**TASK INPUTS:**
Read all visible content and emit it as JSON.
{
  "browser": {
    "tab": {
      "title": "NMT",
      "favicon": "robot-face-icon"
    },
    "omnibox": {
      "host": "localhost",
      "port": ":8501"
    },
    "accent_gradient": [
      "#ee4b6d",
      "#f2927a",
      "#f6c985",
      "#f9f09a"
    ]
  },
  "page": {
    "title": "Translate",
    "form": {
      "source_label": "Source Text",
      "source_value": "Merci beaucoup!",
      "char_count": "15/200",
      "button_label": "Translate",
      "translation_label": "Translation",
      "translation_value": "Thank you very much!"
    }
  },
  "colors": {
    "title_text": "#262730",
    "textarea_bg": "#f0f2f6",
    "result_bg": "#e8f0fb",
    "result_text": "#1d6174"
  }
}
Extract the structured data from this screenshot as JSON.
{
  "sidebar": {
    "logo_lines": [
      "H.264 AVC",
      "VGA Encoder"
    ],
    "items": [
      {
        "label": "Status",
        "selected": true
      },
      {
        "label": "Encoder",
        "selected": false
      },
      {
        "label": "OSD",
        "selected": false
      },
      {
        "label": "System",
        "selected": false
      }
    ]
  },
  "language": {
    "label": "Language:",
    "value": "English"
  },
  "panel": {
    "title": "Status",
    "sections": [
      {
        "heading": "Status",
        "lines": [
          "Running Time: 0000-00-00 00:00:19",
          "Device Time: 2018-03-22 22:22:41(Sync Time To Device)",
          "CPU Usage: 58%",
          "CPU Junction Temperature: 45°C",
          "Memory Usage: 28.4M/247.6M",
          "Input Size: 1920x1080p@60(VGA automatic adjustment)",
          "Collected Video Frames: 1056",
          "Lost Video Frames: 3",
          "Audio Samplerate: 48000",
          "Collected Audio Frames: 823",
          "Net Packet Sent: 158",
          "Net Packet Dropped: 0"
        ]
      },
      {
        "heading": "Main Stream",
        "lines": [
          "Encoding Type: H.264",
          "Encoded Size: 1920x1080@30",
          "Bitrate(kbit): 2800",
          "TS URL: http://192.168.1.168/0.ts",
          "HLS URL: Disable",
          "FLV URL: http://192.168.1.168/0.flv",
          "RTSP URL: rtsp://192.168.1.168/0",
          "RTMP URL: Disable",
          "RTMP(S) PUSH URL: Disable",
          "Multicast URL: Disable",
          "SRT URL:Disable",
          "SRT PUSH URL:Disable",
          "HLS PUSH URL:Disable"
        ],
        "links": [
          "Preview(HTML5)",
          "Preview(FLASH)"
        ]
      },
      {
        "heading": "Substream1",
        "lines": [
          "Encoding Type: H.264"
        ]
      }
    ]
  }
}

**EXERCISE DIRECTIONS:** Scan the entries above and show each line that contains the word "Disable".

**EXERCISE ANSWER:**
          "HLS URL: Disable",
          "RTMP URL: Disable",
          "RTMP(S) PUSH URL: Disable",
          "Multicast URL: Disable",
          "SRT URL:Disable",
          "SRT PUSH URL:Disable",
          "HLS PUSH URL:Disable"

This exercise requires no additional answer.